“I’m disappointed, but in a way, I’m not surprised,” he said.
Penny Poole, president of the Gwinnett NAACP, said the decision not to send ballot applications or pay for return postage shows commissioners “do not represent the people that live here.”
“We knew this would happen,” she said.
Poole said advocacy groups have already been sending ballot applications to residents. Additionally, the state has created an online portal for people to apply for ballots. An absentee ballot, Mangano said, is “not that hard to get a hold of.”
While the return postage won’t be paid, the county will add 15 ballot drop boxes at library locations, in addition to the seven that were available beginning this spring.

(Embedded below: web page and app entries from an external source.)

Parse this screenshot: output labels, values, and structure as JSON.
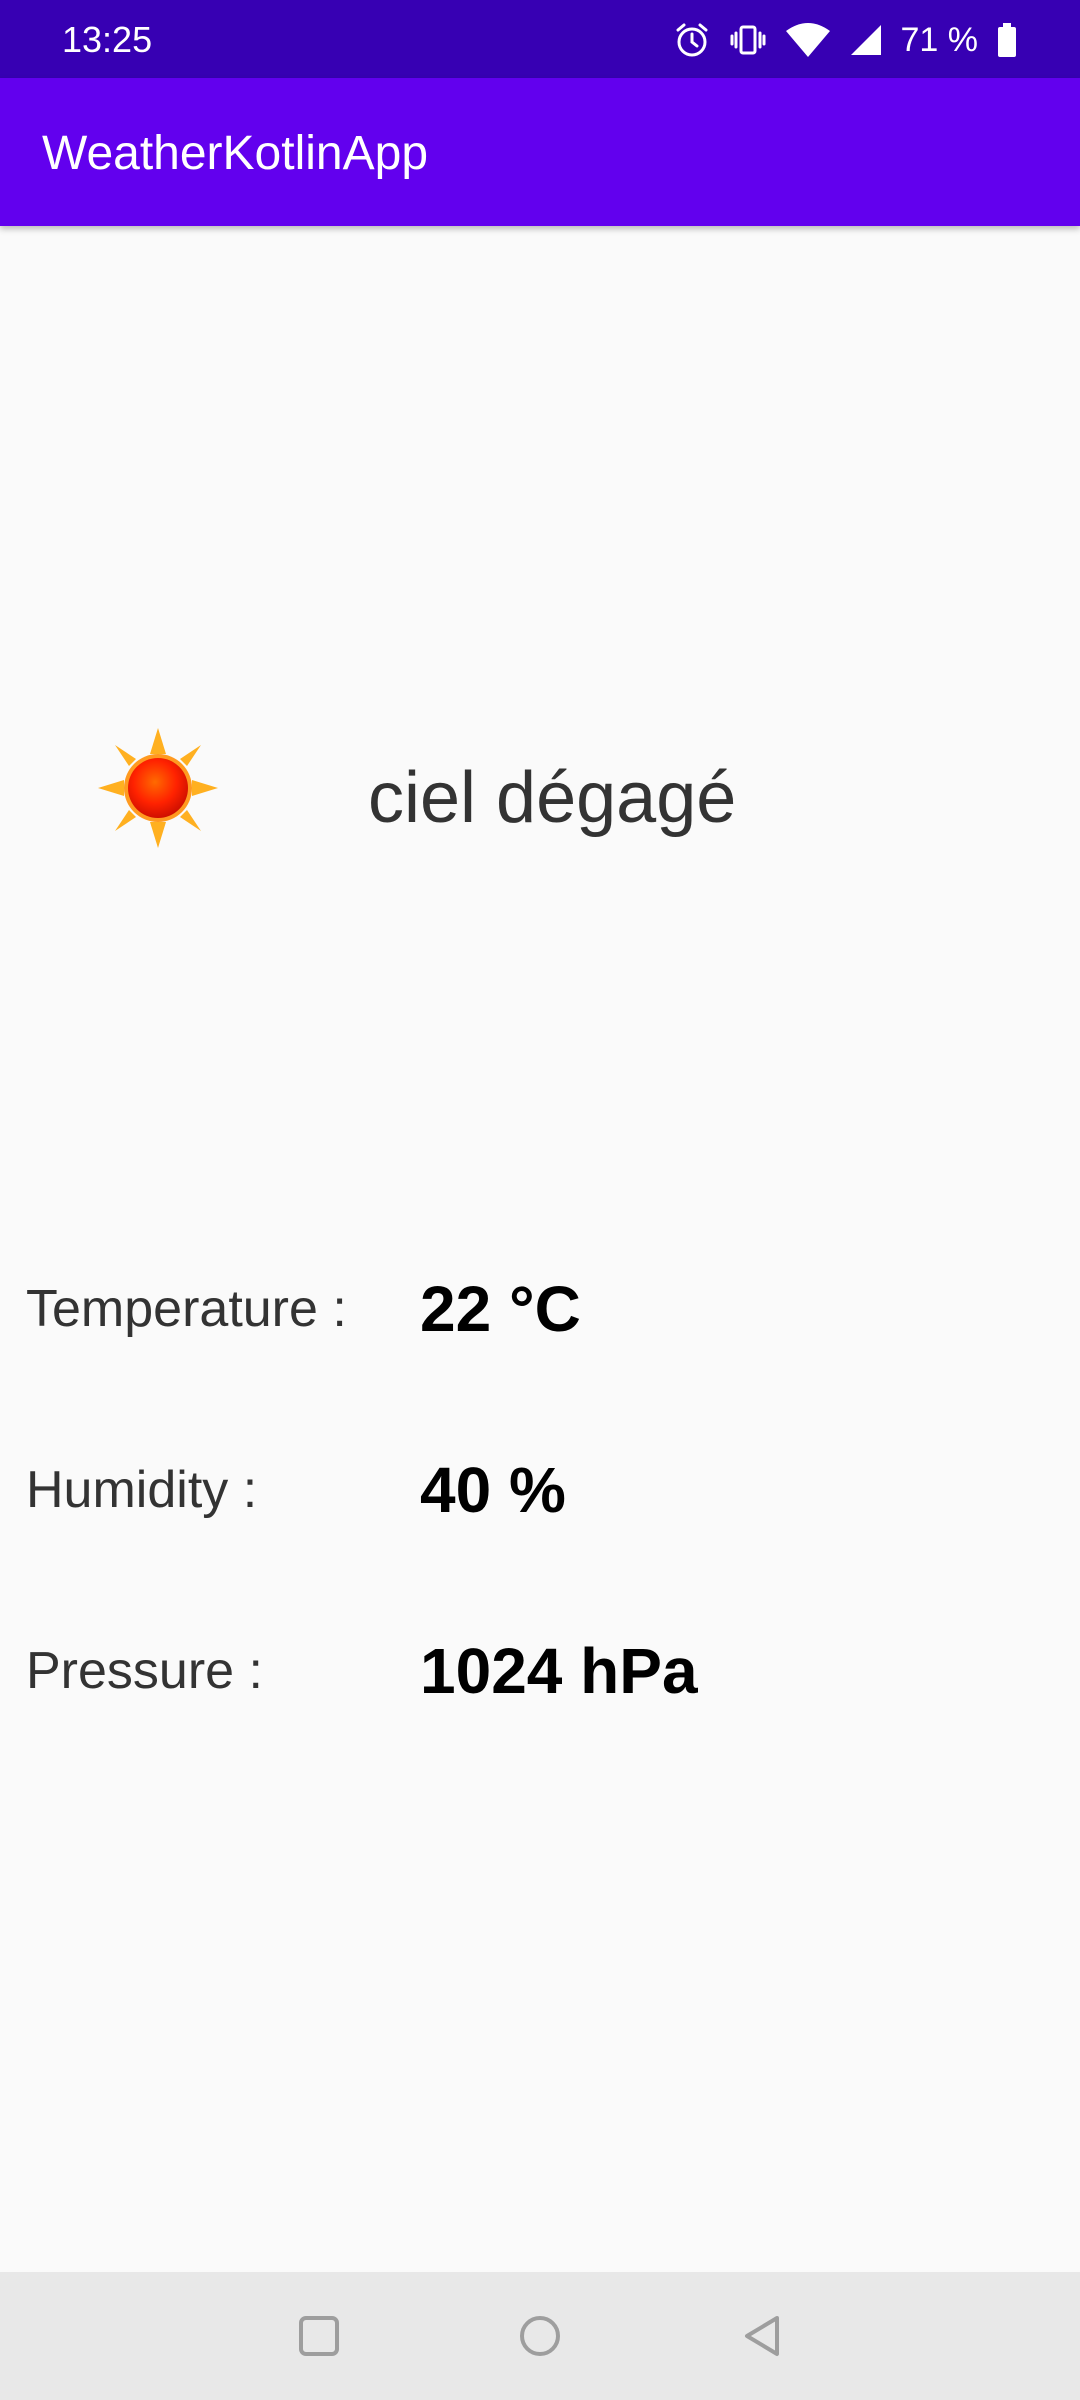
{
  "status_bar": {
    "time": "13:25",
    "battery_percent": "71 %",
    "icons": [
      "alarm-icon",
      "vibrate-icon",
      "wifi-icon",
      "cell-signal-icon",
      "battery-icon"
    ]
  },
  "app_bar": {
    "title": "WeatherKotlinApp",
    "color": "#6200ee",
    "status_color": "#3700b3"
  },
  "weather": {
    "icon": "sun-icon",
    "description": "ciel dégagé"
  },
  "details": {
    "temperature_label": "Temperature :",
    "temperature_value": "22 °C",
    "humidity_label": "Humidity :",
    "humidity_value": "40 %",
    "pressure_label": "Pressure :",
    "pressure_value": "1024 hPa"
  },
  "nav_bar": {
    "buttons": [
      "recents-icon",
      "home-icon",
      "back-icon"
    ]
  }
}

Kristi Royston, Gwinnett’s elections supervisor, said there were already more than 75,000 requests for absentee ballots by the end of the day Monday. The county is also processing about 20,000 new voter registrations.
Georgia’s secretary of state is handling absentee ballot applications for all counties in Georgia through mid-September. The lone exception is Gwinnett — where ballots are required to be in English and Spanish and are larger than normal.
The secretary of state’s office doesn’t plan to give Gwinnett state money to mail or process their large ballots, but they are talking about potential solutions, such as finding ways to reduce the size of the ballot.
The county has had some trouble finding a vendor to send its absentee ballots, in part because the dual-language ballot requires a larger size envelope. Mangano said he thinks a vendor has been identified.
Staff writer Mark Niesse contributed to this story.